Step 5: Burn the modified image to create a copy-protected CD

Insert a blank CD and start CloneCD again. Click the “Write From Image File” button. Select the image file you modified in step 4 and click next. Select your CD recorder and click Next. Select “Multimedia Audio CD” and click OK to begin burning. [View]

That’s it! You’ve created your very own copy-protected CD.

Now it’s time to test your disc. If everything worked, the files from the data session will be visible from My Computer, but the audio tracks will not appear in Windows Media Player, iTunes, and most other mainstream music players. The CD should play correctly in standalone CD players.

How it works. To see how this form of passive protection works, you can examine the layout of the CD you created. Start Nero and select Disc Info from the Recorder menu. You should see something like this:

(The exact number of tracks you see will depend on how many songs you included.)

Notice that the tracks are grouped into two sessions — essentially two independent CDs burned onto the same disc. Unprotected CDs that combine audio and data files contain audio tracks in the first session and a single data track in the second. The only difference in the passive protected CD you just created is that the second session contains two tracks instead of one.

You added the extra track (shown in yellow) when you edited the disc image in step 4. This simple change makes the audio tracks invisible to most music player applications. It’s not clear why this works, but the most likely explanation is that the behavior is a quirk in the way the Windows CD audio driver handles discs with multiple sessions.

For an added layer of protection, the extraneous track you added to the disc is only 31 frames long. (A frame is 1/75 of a second.) The CD standard requires that tracks be at least 150 frames long. This non-compliant track length will cause errors if you attempt to duplicate the disc with many CD drives and copying applications.

Caveat emptor. Yes, your copy-protected CD is “industrial strength” — XCP and Macrovision employ exactly the same passive protection — but even the pros have their limitations. There are many well-known method for defeating this kind of passive protection, such as:

  • Enhanced software – Advanced CD ripping programs avoid the Windows CD audio driver altogether and communicate directly with the CD drive. Thus, programs such as EAC are able to rip the tracks without any difficulty. – Better CD copying applications, including Nero, support a recording mode called Disc-at-Once/96; this lets them create an exact duplicate of the protected disc even though the last track has an illegal length.
  • Other operating systems – The discs can be ripped with standard software on Macs and on Linux systems. These platforms don’t suffer from the limitation that causes ripping problems on Windows.
  • Magic markers – The famous magic marker trick involves carefully drawing around the outer edge of the CD. This blocks out the second session, allowing the disc to be ripped and copied just like an unprotected CD.

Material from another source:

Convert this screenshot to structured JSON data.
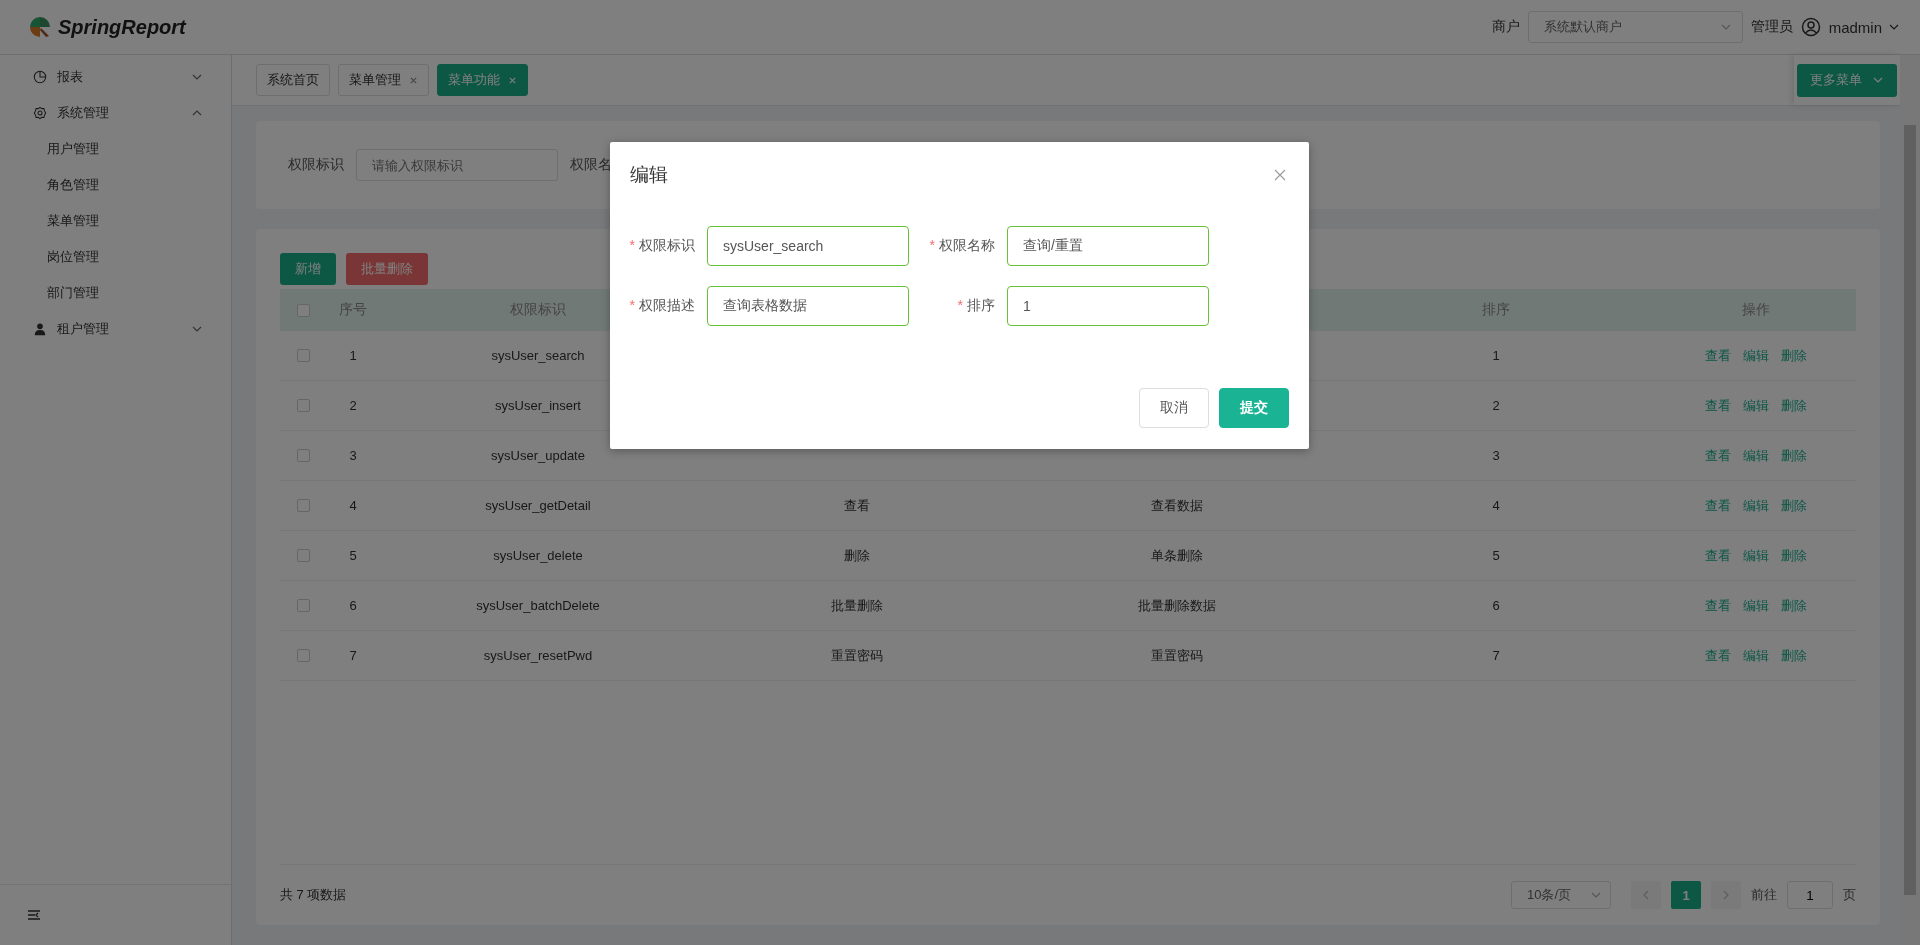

And of course, at any time Microsoft could fix the Windows quirk that is the basis for this technique, rendering it completely ineffective.

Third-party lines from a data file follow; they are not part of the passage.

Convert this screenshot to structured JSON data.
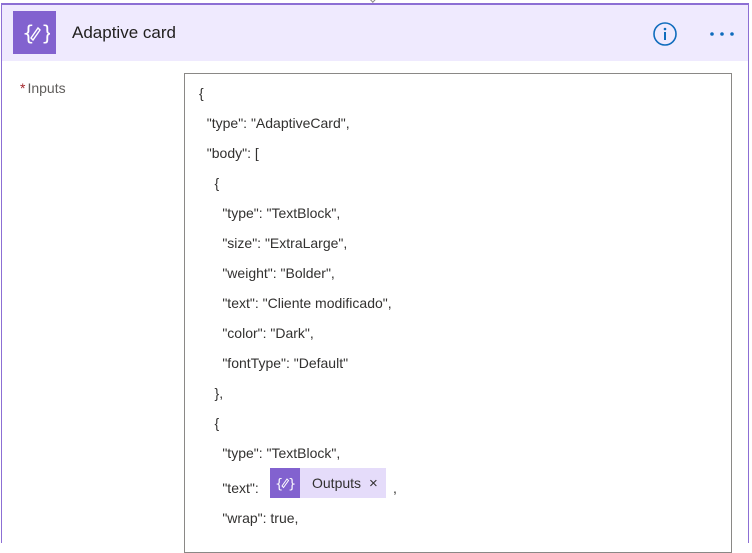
{
  "action": {
    "title": "Adaptive card",
    "icon": "curly-braces-pen-icon",
    "accent_color": "#8262cf",
    "header_bg": "#efeafe"
  },
  "inputs": {
    "required_marker": "*",
    "label": "Inputs"
  },
  "editor": {
    "lines": [
      "{",
      "  \"type\": \"AdaptiveCard\",",
      "  \"body\": [",
      "    {",
      "      \"type\": \"TextBlock\",",
      "      \"size\": \"ExtraLarge\",",
      "      \"weight\": \"Bolder\",",
      "      \"text\": \"Cliente modificado\",",
      "      \"color\": \"Dark\",",
      "      \"fontType\": \"Default\"",
      "    },",
      "    {",
      "      \"type\": \"TextBlock\",",
      "      \"text\": ",
      "      \"wrap\": true,"
    ],
    "token_line_suffix": ",",
    "token": {
      "label": "Outputs",
      "icon": "curly-braces-pen-icon",
      "close_icon": "close-icon"
    }
  }
}
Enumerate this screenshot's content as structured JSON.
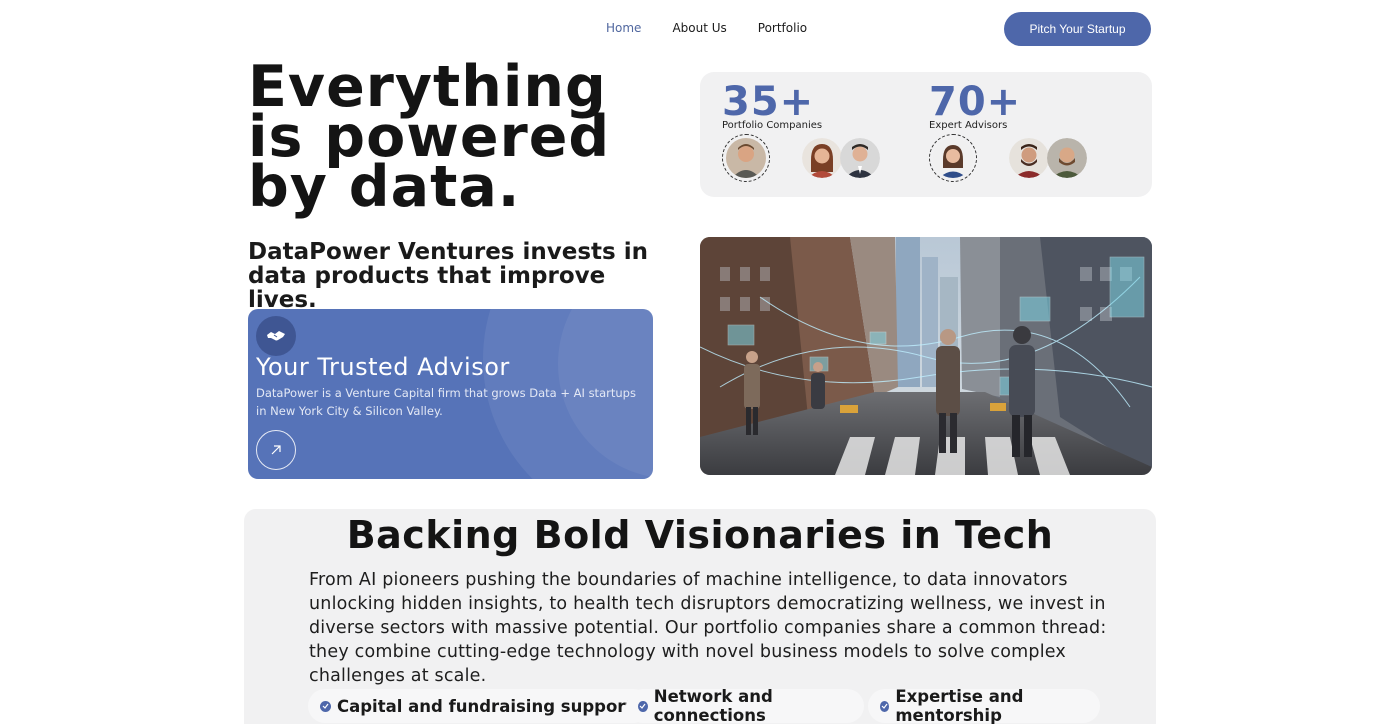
{
  "nav": {
    "links": [
      "Home",
      "About Us",
      "Portfolio"
    ],
    "active_link": "Home",
    "cta_label": "Pitch Your Startup",
    "accent_color": "#4e67aa"
  },
  "hero": {
    "title": "Everything is powered by data.",
    "subtitle": "DataPower Ventures invests in data products that improve lives."
  },
  "stats": [
    {
      "number": "35+",
      "label": "Portfolio Companies"
    },
    {
      "number": "70+",
      "label": "Expert Advisors"
    }
  ],
  "advisor_card": {
    "icon": "handshake-icon",
    "title": "Your Trusted Advisor",
    "text": "DataPower is a Venture Capital firm that grows Data + AI startups in New York City & Silicon Valley.",
    "action_icon": "arrow-up-right-icon",
    "background_color": "#5673b8"
  },
  "section": {
    "title": "Backing Bold Visionaries in Tech",
    "body": "From AI pioneers pushing the boundaries of machine intelligence, to data innovators unlocking hidden insights, to health tech disruptors democratizing wellness, we invest in diverse sectors with massive potential. Our portfolio companies share a common thread: they combine cutting-edge technology with novel business models to solve complex challenges at scale.",
    "pills": [
      "Capital and fundraising support",
      "Network and connections",
      "Expertise and mentorship"
    ]
  }
}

Despite these limitations, who wouldn’t enjoy finding a homemade copy-protected CD in their stocking? They’re a great way to spread holiday cheer while preventing anyone else from spreading it further.